Skip to content

Pentagon faults US official for creating spy ring in Pakistan: NYT

A senior U.S. Defence Department official violated the department’s rules and “deliberately misled” senior military officers when he set up a spy operation using private contractors in Pakistan and Afghanistan, The New York Times reported Friday, citing a Pentagon inquiry report.
The report accuses Michael Furlong, the official, of running what amounted to an illegal spying ring of military contractors.
The Times quoted Pentagon spokesman Colonel David Lapan as saying the probe found that “further investigation is warranted of the misleading and incorrect statements the individual made” about the legality of the spy programme.
The allegations about the off-the-books spy operation centered on Michael Furlong, a senior U.S. Air Force civilian official who hired contractors from private security companies that employed former CIA and military operatives, the Times reported.
Defence Secretary Robert Gates ordered the investigation in March.
The contractors gathered intelligence on the whereabouts of suspected militants and the location of insurgent camps and then sent that material to military units and intelligence officials for possible lethal action on both sides of the Afghan-Pakistan border, according to the paper.
The Times quoted Furlong as saying in a telephone interview that he is angry about the conclusions of the Pentagon’s investigation and that the Defense Department had never interviewed him as part of the probe.
“This is a lot like kangaroo court justice,” Furlong said, according to the Times.
The newspaper quoted him as saying that his work had been approved by a number of senior officers in Afghanistan, and that he had never misled anyone.
The U.S. government’s use of private security contractors has been controversial in Afghanistan as well as elsewhere.
Afghan President Hamid Karzai issued a decree in August banning all private security contractors in Afghanistan, with an exception for those guarding embassies, military installations, diplomatic residences and the transport of diplomatic personnel, straining ties with Washington.
According to the Times, Furlong’s operation, using companies that employed agents inside Afghanistan and Pakistan to gather intelligence on militant groups, operated under a $22 million contract run by Lockheed Martin Corp.
The Times said one of the companies used a group of U.S., Afghan and Pakistani agents overseen by Duane Clarridge, a CIA veteran known for his role in the 1980s Iran-contra scandal. The Nation
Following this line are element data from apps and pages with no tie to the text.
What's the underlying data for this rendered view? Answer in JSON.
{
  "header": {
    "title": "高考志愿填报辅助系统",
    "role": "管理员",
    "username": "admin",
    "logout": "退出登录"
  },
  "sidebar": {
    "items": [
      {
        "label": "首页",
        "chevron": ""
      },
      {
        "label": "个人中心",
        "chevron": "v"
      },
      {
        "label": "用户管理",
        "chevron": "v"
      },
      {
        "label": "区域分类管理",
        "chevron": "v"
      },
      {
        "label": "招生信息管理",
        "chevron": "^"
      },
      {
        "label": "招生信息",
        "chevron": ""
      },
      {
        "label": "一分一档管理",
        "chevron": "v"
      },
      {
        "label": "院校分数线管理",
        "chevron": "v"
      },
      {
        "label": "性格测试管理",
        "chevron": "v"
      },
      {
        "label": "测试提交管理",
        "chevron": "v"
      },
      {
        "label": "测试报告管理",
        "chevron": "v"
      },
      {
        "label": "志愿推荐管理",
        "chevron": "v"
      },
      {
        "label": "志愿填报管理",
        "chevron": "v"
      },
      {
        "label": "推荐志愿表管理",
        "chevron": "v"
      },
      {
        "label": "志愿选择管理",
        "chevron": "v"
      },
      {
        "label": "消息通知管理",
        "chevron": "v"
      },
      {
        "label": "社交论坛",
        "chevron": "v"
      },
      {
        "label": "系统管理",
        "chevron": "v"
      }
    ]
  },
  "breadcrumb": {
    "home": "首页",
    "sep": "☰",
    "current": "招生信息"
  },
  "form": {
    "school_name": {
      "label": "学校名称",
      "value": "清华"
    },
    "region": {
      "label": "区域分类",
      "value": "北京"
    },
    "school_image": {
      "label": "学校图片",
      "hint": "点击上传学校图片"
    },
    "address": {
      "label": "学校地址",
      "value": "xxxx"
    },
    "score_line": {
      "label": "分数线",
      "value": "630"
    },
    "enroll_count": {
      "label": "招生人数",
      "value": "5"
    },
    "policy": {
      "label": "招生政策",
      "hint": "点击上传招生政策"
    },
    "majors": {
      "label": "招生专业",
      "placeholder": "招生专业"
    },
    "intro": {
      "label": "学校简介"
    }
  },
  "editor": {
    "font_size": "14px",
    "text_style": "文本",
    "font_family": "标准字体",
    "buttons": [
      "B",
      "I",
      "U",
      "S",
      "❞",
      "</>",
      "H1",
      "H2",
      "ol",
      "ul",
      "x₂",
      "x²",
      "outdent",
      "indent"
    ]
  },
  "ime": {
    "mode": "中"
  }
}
Leave a Reply

Discover more from Overseas Pakistani Friends

Subscribe now to keep reading and get access to the full archive.

Continue reading